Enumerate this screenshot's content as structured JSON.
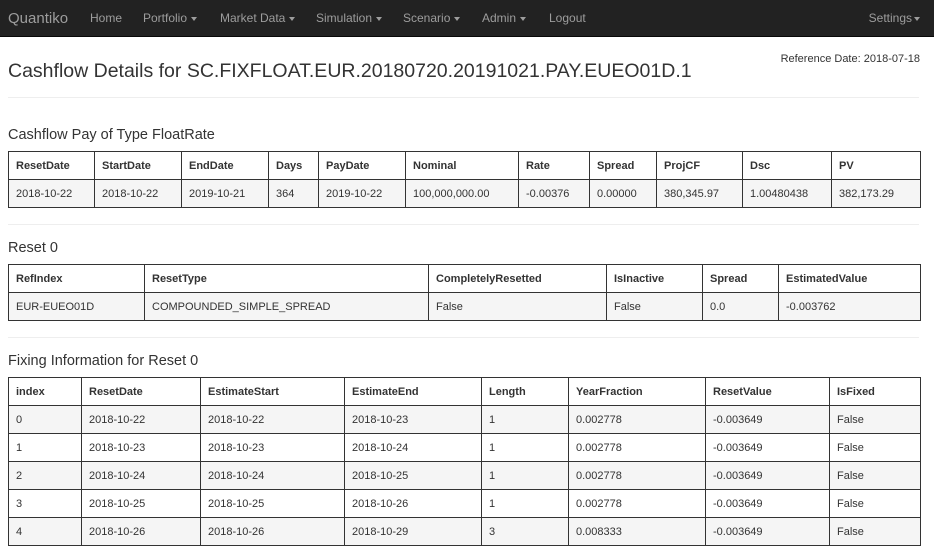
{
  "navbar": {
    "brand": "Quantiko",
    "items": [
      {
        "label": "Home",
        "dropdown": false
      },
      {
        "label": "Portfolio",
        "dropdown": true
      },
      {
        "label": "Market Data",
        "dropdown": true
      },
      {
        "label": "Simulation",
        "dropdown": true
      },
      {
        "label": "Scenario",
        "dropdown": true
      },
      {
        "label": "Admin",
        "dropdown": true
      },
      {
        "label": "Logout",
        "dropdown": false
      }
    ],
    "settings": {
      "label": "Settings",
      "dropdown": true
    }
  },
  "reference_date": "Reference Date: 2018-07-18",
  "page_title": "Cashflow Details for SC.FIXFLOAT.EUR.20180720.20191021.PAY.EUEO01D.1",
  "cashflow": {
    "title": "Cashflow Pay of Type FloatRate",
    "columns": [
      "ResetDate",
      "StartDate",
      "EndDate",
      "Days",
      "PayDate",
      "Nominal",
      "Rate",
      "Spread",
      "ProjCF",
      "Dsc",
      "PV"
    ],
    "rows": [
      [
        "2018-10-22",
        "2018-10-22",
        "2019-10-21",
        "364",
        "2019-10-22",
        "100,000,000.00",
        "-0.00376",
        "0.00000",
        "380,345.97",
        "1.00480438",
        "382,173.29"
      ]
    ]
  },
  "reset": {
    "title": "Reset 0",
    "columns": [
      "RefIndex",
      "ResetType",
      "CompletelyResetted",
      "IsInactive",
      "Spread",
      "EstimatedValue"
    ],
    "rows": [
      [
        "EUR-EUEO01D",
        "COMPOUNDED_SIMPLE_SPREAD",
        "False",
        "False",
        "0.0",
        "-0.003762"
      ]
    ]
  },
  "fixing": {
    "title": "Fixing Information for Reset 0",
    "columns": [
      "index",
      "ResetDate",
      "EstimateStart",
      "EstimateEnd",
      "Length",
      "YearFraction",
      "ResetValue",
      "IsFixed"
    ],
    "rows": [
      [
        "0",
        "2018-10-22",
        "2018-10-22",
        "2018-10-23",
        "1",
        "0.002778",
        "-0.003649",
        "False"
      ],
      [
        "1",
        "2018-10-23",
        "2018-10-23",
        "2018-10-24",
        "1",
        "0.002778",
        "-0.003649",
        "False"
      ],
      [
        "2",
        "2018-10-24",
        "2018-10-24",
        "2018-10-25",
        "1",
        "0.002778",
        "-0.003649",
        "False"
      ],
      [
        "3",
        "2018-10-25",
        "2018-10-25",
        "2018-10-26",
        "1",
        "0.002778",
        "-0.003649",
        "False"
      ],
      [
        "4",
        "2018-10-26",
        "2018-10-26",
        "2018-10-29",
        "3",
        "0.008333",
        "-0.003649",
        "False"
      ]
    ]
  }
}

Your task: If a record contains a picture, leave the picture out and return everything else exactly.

Your solution:
Enumerate this screenshot's content as structured JSON.
{
  "navbar": {
    "brand": "Quantiko",
    "items": [
      {
        "label": "Home",
        "dropdown": false
      },
      {
        "label": "Portfolio",
        "dropdown": true
      },
      {
        "label": "Market Data",
        "dropdown": true
      },
      {
        "label": "Simulation",
        "dropdown": true
      },
      {
        "label": "Scenario",
        "dropdown": true
      },
      {
        "label": "Admin",
        "dropdown": true
      },
      {
        "label": "Logout",
        "dropdown": false
      }
    ],
    "settings": {
      "label": "Settings",
      "dropdown": true
    }
  },
  "reference_date": "Reference Date: 2018-07-18",
  "page_title": "Cashflow Details for SC.FIXFLOAT.EUR.20180720.20191021.PAY.EUEO01D.1",
  "cashflow": {
    "title": "Cashflow Pay of Type FloatRate",
    "columns": [
      "ResetDate",
      "StartDate",
      "EndDate",
      "Days",
      "PayDate",
      "Nominal",
      "Rate",
      "Spread",
      "ProjCF",
      "Dsc",
      "PV"
    ],
    "rows": [
      [
        "2018-10-22",
        "2018-10-22",
        "2019-10-21",
        "364",
        "2019-10-22",
        "100,000,000.00",
        "-0.00376",
        "0.00000",
        "380,345.97",
        "1.00480438",
        "382,173.29"
      ]
    ]
  },
  "reset": {
    "title": "Reset 0",
    "columns": [
      "RefIndex",
      "ResetType",
      "CompletelyResetted",
      "IsInactive",
      "Spread",
      "EstimatedValue"
    ],
    "rows": [
      [
        "EUR-EUEO01D",
        "COMPOUNDED_SIMPLE_SPREAD",
        "False",
        "False",
        "0.0",
        "-0.003762"
      ]
    ]
  },
  "fixing": {
    "title": "Fixing Information for Reset 0",
    "columns": [
      "index",
      "ResetDate",
      "EstimateStart",
      "EstimateEnd",
      "Length",
      "YearFraction",
      "ResetValue",
      "IsFixed"
    ],
    "rows": [
      [
        "0",
        "2018-10-22",
        "2018-10-22",
        "2018-10-23",
        "1",
        "0.002778",
        "-0.003649",
        "False"
      ],
      [
        "1",
        "2018-10-23",
        "2018-10-23",
        "2018-10-24",
        "1",
        "0.002778",
        "-0.003649",
        "False"
      ],
      [
        "2",
        "2018-10-24",
        "2018-10-24",
        "2018-10-25",
        "1",
        "0.002778",
        "-0.003649",
        "False"
      ],
      [
        "3",
        "2018-10-25",
        "2018-10-25",
        "2018-10-26",
        "1",
        "0.002778",
        "-0.003649",
        "False"
      ],
      [
        "4",
        "2018-10-26",
        "2018-10-26",
        "2018-10-29",
        "3",
        "0.008333",
        "-0.003649",
        "False"
      ]
    ]
  }
}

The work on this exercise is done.